*** Opening MATERIAL SUPPLIED ***

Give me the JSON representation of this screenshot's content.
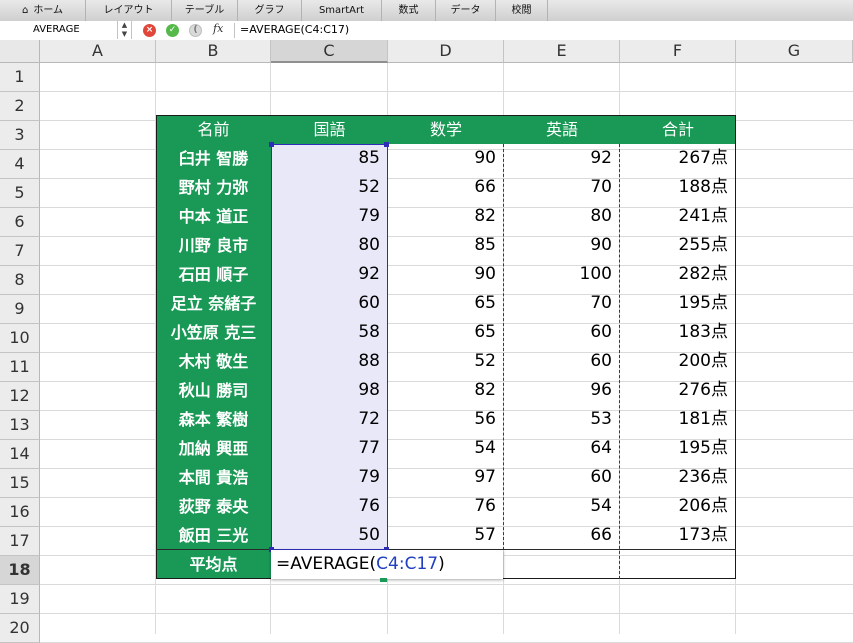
{
  "ribbon": {
    "tabs": [
      "ホーム",
      "レイアウト",
      "テーブル",
      "グラフ",
      "SmartArt",
      "数式",
      "データ",
      "校閲"
    ]
  },
  "formula_bar": {
    "name_box": "AVERAGE",
    "fx_label": "fx",
    "formula": "=AVERAGE(C4:C17)"
  },
  "sheet": {
    "columns": [
      "A",
      "B",
      "C",
      "D",
      "E",
      "F",
      "G"
    ],
    "selected_column": "C",
    "rows": [
      "1",
      "2",
      "3",
      "4",
      "5",
      "6",
      "7",
      "8",
      "9",
      "10",
      "11",
      "12",
      "13",
      "14",
      "15",
      "16",
      "17",
      "18",
      "19",
      "20"
    ],
    "selected_row": "18",
    "table_header": [
      "名前",
      "国語",
      "数学",
      "英語",
      "合計"
    ],
    "table_rows": [
      {
        "name": "臼井 智勝",
        "kokugo": "85",
        "sugaku": "90",
        "eigo": "92",
        "total": "267点"
      },
      {
        "name": "野村 力弥",
        "kokugo": "52",
        "sugaku": "66",
        "eigo": "70",
        "total": "188点"
      },
      {
        "name": "中本 道正",
        "kokugo": "79",
        "sugaku": "82",
        "eigo": "80",
        "total": "241点"
      },
      {
        "name": "川野 良市",
        "kokugo": "80",
        "sugaku": "85",
        "eigo": "90",
        "total": "255点"
      },
      {
        "name": "石田 順子",
        "kokugo": "92",
        "sugaku": "90",
        "eigo": "100",
        "total": "282点"
      },
      {
        "name": "足立 奈緒子",
        "kokugo": "60",
        "sugaku": "65",
        "eigo": "70",
        "total": "195点"
      },
      {
        "name": "小笠原 克三",
        "kokugo": "58",
        "sugaku": "65",
        "eigo": "60",
        "total": "183点"
      },
      {
        "name": "木村 敬生",
        "kokugo": "88",
        "sugaku": "52",
        "eigo": "60",
        "total": "200点"
      },
      {
        "name": "秋山 勝司",
        "kokugo": "98",
        "sugaku": "82",
        "eigo": "96",
        "total": "276点"
      },
      {
        "name": "森本 繁樹",
        "kokugo": "72",
        "sugaku": "56",
        "eigo": "53",
        "total": "181点"
      },
      {
        "name": "加納 興亜",
        "kokugo": "77",
        "sugaku": "54",
        "eigo": "64",
        "total": "195点"
      },
      {
        "name": "本間 貴浩",
        "kokugo": "79",
        "sugaku": "97",
        "eigo": "60",
        "total": "236点"
      },
      {
        "name": "荻野 泰央",
        "kokugo": "76",
        "sugaku": "76",
        "eigo": "54",
        "total": "206点"
      },
      {
        "name": "飯田 三光",
        "kokugo": "50",
        "sugaku": "57",
        "eigo": "66",
        "total": "173点"
      }
    ],
    "average_label": "平均点",
    "editing": {
      "prefix": "=AVERAGE(",
      "range": "C4:C17",
      "suffix": ")"
    }
  },
  "colors": {
    "header_green": "#1a9856",
    "selection_fill": "#e9e8f8",
    "selection_border": "#2d2db8",
    "reference_blue": "#1f3fbf"
  }
}
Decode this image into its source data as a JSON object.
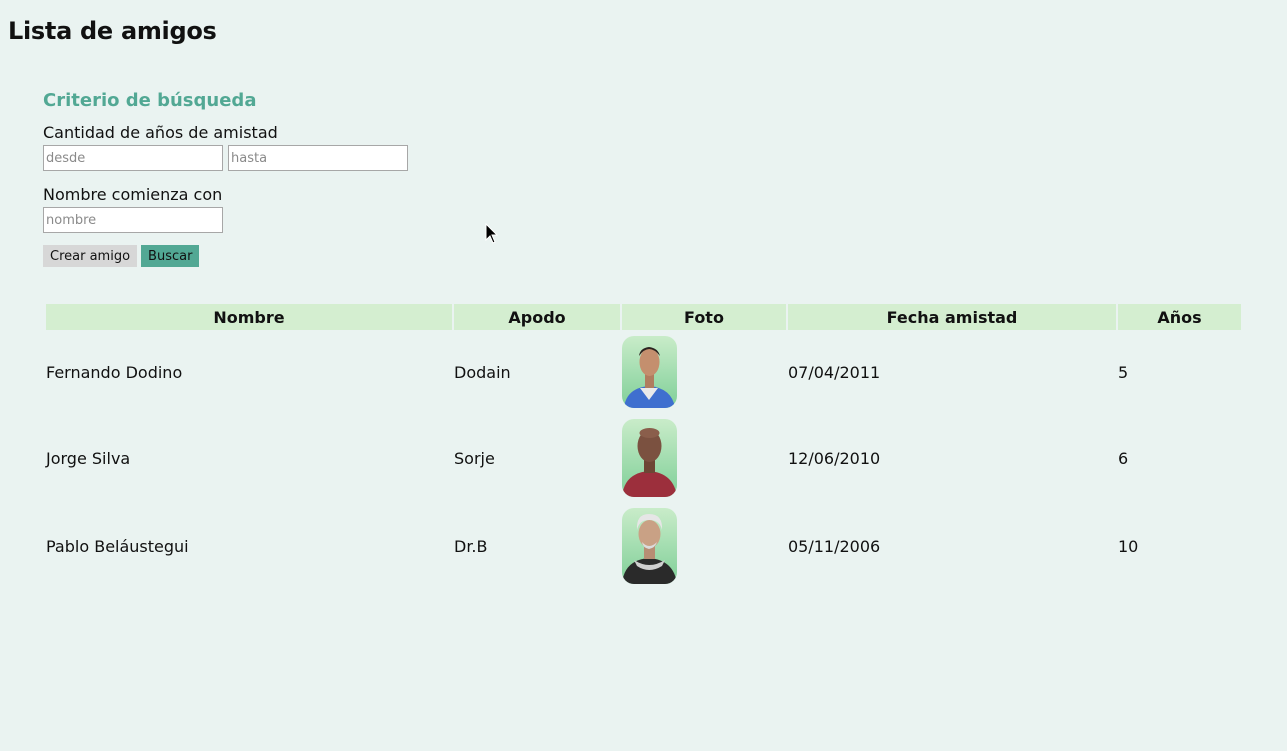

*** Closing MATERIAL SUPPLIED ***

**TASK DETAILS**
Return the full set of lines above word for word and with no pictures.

**YOUR SOLUTION**
Give me the JSON representation of this screenshot's content.
{
  "ribbon": {
    "tabs": [
      "ホーム",
      "レイアウト",
      "テーブル",
      "グラフ",
      "SmartArt",
      "数式",
      "データ",
      "校閲"
    ]
  },
  "formula_bar": {
    "name_box": "AVERAGE",
    "fx_label": "fx",
    "formula": "=AVERAGE(C4:C17)"
  },
  "sheet": {
    "columns": [
      "A",
      "B",
      "C",
      "D",
      "E",
      "F",
      "G"
    ],
    "selected_column": "C",
    "rows": [
      "1",
      "2",
      "3",
      "4",
      "5",
      "6",
      "7",
      "8",
      "9",
      "10",
      "11",
      "12",
      "13",
      "14",
      "15",
      "16",
      "17",
      "18",
      "19",
      "20"
    ],
    "selected_row": "18",
    "table_header": [
      "名前",
      "国語",
      "数学",
      "英語",
      "合計"
    ],
    "table_rows": [
      {
        "name": "臼井 智勝",
        "kokugo": "85",
        "sugaku": "90",
        "eigo": "92",
        "total": "267点"
      },
      {
        "name": "野村 力弥",
        "kokugo": "52",
        "sugaku": "66",
        "eigo": "70",
        "total": "188点"
      },
      {
        "name": "中本 道正",
        "kokugo": "79",
        "sugaku": "82",
        "eigo": "80",
        "total": "241点"
      },
      {
        "name": "川野 良市",
        "kokugo": "80",
        "sugaku": "85",
        "eigo": "90",
        "total": "255点"
      },
      {
        "name": "石田 順子",
        "kokugo": "92",
        "sugaku": "90",
        "eigo": "100",
        "total": "282点"
      },
      {
        "name": "足立 奈緒子",
        "kokugo": "60",
        "sugaku": "65",
        "eigo": "70",
        "total": "195点"
      },
      {
        "name": "小笠原 克三",
        "kokugo": "58",
        "sugaku": "65",
        "eigo": "60",
        "total": "183点"
      },
      {
        "name": "木村 敬生",
        "kokugo": "88",
        "sugaku": "52",
        "eigo": "60",
        "total": "200点"
      },
      {
        "name": "秋山 勝司",
        "kokugo": "98",
        "sugaku": "82",
        "eigo": "96",
        "total": "276点"
      },
      {
        "name": "森本 繁樹",
        "kokugo": "72",
        "sugaku": "56",
        "eigo": "53",
        "total": "181点"
      },
      {
        "name": "加納 興亜",
        "kokugo": "77",
        "sugaku": "54",
        "eigo": "64",
        "total": "195点"
      },
      {
        "name": "本間 貴浩",
        "kokugo": "79",
        "sugaku": "97",
        "eigo": "60",
        "total": "236点"
      },
      {
        "name": "荻野 泰央",
        "kokugo": "76",
        "sugaku": "76",
        "eigo": "54",
        "total": "206点"
      },
      {
        "name": "飯田 三光",
        "kokugo": "50",
        "sugaku": "57",
        "eigo": "66",
        "total": "173点"
      }
    ],
    "average_label": "平均点",
    "editing": {
      "prefix": "=AVERAGE(",
      "range": "C4:C17",
      "suffix": ")"
    }
  },
  "colors": {
    "header_green": "#1a9856",
    "selection_fill": "#e9e8f8",
    "selection_border": "#2d2db8",
    "reference_blue": "#1f3fbf"
  }
}
Decode this image into its source data as a JSON object.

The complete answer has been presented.